+++ Available records

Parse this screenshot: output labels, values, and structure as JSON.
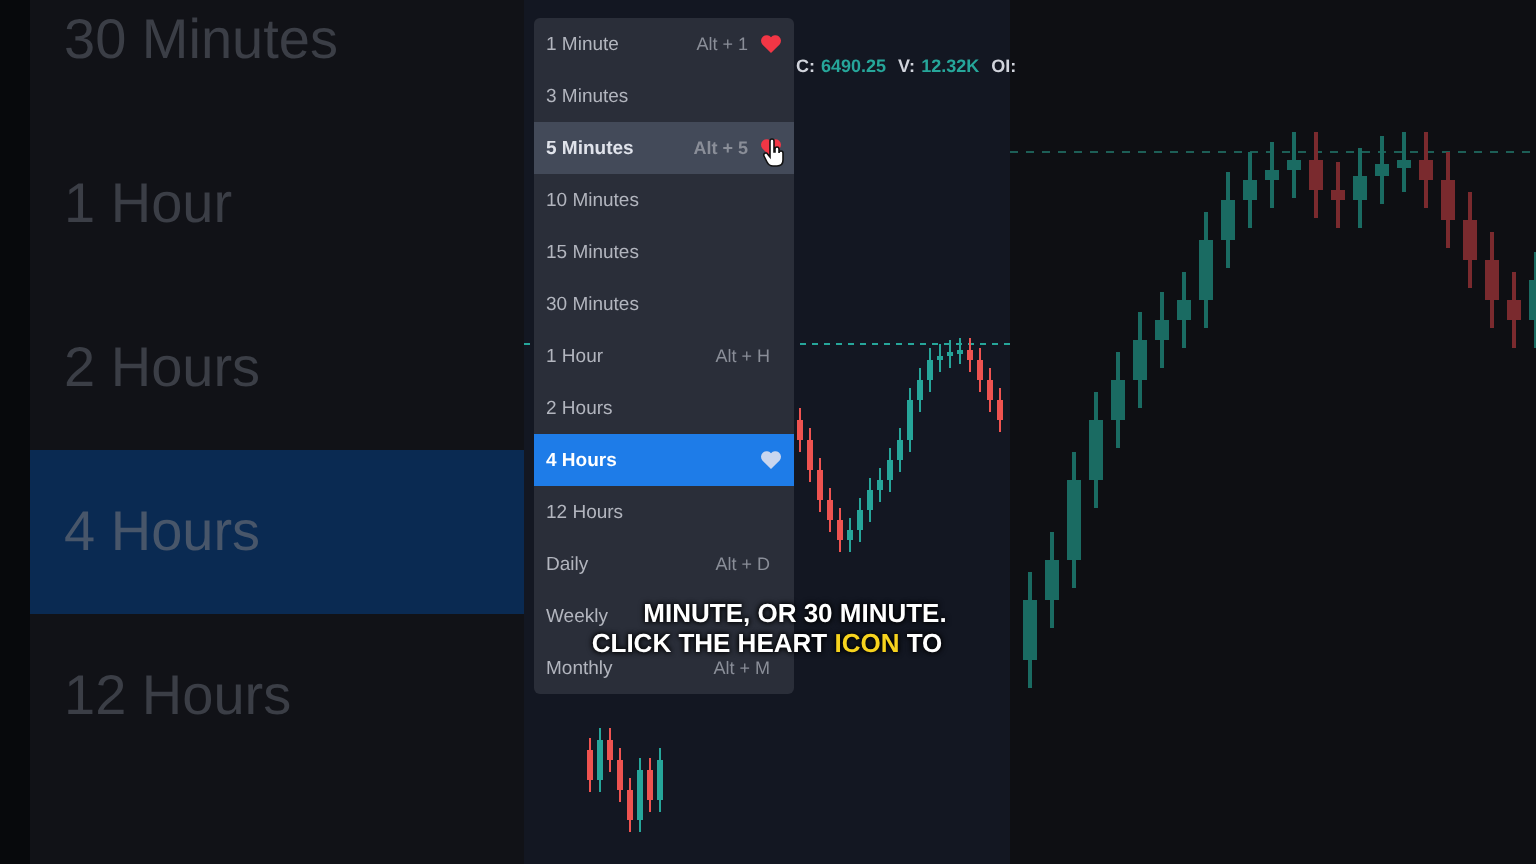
{
  "backdrop_items": [
    {
      "label": "30 Minutes",
      "selected": false
    },
    {
      "label": "1 Hour",
      "selected": false
    },
    {
      "label": "2 Hours",
      "selected": false
    },
    {
      "label": "4 Hours",
      "selected": true
    },
    {
      "label": "12 Hours",
      "selected": false
    }
  ],
  "chart_header": [
    {
      "key": "C:",
      "value": "6490.25"
    },
    {
      "key": "V:",
      "value": "12.32K"
    },
    {
      "key": "OI:"
    }
  ],
  "interval_menu": [
    {
      "label": "1 Minute",
      "shortcut": "Alt + 1",
      "favorite": true,
      "selected": false,
      "hovered": false
    },
    {
      "label": "3 Minutes",
      "favorite": false,
      "selected": false,
      "hovered": false
    },
    {
      "label": "5 Minutes",
      "shortcut": "Alt + 5",
      "favorite": true,
      "selected": false,
      "hovered": true
    },
    {
      "label": "10 Minutes",
      "favorite": false,
      "selected": false,
      "hovered": false
    },
    {
      "label": "15 Minutes",
      "favorite": false,
      "selected": false,
      "hovered": false
    },
    {
      "label": "30 Minutes",
      "favorite": false,
      "selected": false,
      "hovered": false
    },
    {
      "label": "1 Hour",
      "shortcut": "Alt + H",
      "favorite": false,
      "selected": false,
      "hovered": false
    },
    {
      "label": "2 Hours",
      "favorite": false,
      "selected": false,
      "hovered": false
    },
    {
      "label": "4 Hours",
      "favorite": false,
      "selected": true,
      "hovered": false
    },
    {
      "label": "12 Hours",
      "favorite": false,
      "selected": false,
      "hovered": false
    },
    {
      "label": "Daily",
      "shortcut": "Alt + D",
      "favorite": false,
      "selected": false,
      "hovered": false
    },
    {
      "label": "Weekly",
      "favorite": false,
      "selected": false,
      "hovered": false
    },
    {
      "label": "Monthly",
      "shortcut": "Alt + M",
      "favorite": false,
      "selected": false,
      "hovered": false
    }
  ],
  "caption": [
    [
      {
        "text": "MINUTE, OR 30 MINUTE.",
        "highlight": false
      }
    ],
    [
      {
        "text": "CLICK THE HEART ",
        "highlight": false
      },
      {
        "text": "ICON",
        "highlight": true
      },
      {
        "text": " TO",
        "highlight": false
      }
    ]
  ]
}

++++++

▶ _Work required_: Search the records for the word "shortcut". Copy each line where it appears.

▶ _Expected answer_:
      "shortcut": "Alt + 1",
      "shortcut": "Alt + 5",
      "shortcut": "Alt + H",
      "shortcut": "Alt + D",
      "shortcut": "Alt + M",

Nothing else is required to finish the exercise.